I don’t really like public speaking. Even presenting to the class in school makes me nervous. But after that I did come to like it. I’m not as nervous when I do that stuff now. I now sometimes do Welcome to Countries at assemblies and also MC’d at the NAIDOC Week assembly.

I also really liked watching all the acts. There was a little mob of kids from an Aboriginal preschool who did a really cute dance in traditional costumes. There was also a whole smoking ceremony as well which was cool to see.

I take away new things from every single one of these events, because I get to meet new people or just learn new songs and dances, which helps me connect to my culture.

My advice for anyone unsure about HSC

My advice for anyone who’s unsure about doing the HSC is don’t rush into it. Pick subjects that you’ve liked doing in your senior years and focus on them. And then when you get to the end of it, it’s pretty much up to you!

If you’re struggling with HSC, stop and take a break. Step back, go do something you enjoy doing so you don’t have to think about it. Then you can come back to studying when you’ve got a fresh mind.

I’ve learnt in high school to put myself out there with any opportunities that come by because the worst answer you’ll get is a no. It’s always good to just get out there because if you stay within your little comfort zone, then not much will happen. Push yourself. Get out there.

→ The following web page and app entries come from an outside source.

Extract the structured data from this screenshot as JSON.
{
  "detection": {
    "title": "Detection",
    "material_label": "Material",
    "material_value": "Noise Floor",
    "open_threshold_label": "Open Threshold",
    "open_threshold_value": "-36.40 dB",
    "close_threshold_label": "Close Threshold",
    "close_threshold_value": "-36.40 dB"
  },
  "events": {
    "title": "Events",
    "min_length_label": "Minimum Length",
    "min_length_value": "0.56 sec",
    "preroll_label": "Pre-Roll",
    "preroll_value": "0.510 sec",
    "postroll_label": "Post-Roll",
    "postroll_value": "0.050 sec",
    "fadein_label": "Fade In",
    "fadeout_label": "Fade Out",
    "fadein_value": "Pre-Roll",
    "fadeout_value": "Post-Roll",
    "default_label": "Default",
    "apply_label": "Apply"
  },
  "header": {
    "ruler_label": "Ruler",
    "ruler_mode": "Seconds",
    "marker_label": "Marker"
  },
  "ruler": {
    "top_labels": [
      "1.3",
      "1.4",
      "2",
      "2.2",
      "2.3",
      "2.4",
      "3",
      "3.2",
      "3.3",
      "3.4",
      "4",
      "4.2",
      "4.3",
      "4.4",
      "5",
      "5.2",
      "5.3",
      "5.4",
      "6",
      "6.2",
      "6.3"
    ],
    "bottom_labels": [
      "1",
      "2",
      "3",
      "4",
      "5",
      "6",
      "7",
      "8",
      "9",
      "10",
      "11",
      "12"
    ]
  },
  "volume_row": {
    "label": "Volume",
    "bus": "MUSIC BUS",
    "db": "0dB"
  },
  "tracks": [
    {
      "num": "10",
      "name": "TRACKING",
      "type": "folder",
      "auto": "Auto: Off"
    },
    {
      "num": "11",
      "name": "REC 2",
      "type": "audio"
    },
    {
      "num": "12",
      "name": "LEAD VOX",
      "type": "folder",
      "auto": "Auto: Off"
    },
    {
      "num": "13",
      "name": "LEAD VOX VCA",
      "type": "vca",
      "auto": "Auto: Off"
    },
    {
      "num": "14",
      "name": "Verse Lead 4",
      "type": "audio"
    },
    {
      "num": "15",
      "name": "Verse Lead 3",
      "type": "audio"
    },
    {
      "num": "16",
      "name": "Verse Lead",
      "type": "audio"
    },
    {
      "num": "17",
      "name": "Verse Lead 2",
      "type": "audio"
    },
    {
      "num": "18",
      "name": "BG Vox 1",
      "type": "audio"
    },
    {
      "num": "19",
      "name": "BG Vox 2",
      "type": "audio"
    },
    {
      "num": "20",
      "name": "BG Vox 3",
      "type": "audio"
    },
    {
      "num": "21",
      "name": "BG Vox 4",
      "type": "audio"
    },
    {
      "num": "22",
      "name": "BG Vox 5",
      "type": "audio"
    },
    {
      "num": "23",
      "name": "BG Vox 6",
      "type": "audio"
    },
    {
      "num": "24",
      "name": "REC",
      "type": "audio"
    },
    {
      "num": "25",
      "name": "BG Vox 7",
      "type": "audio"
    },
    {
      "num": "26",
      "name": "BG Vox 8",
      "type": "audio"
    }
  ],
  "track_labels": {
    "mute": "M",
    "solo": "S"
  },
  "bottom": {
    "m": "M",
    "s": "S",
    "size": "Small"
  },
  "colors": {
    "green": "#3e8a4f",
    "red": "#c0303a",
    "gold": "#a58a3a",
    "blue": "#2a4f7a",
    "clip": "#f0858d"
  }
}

Want to know more?

Visit My Future, My Culture, My Way, follow the Department of Education on social media, talk to your school, or contact your local Aboriginal Education Consultative Group (AECG).


  • Student voices
Return to top of page Back to top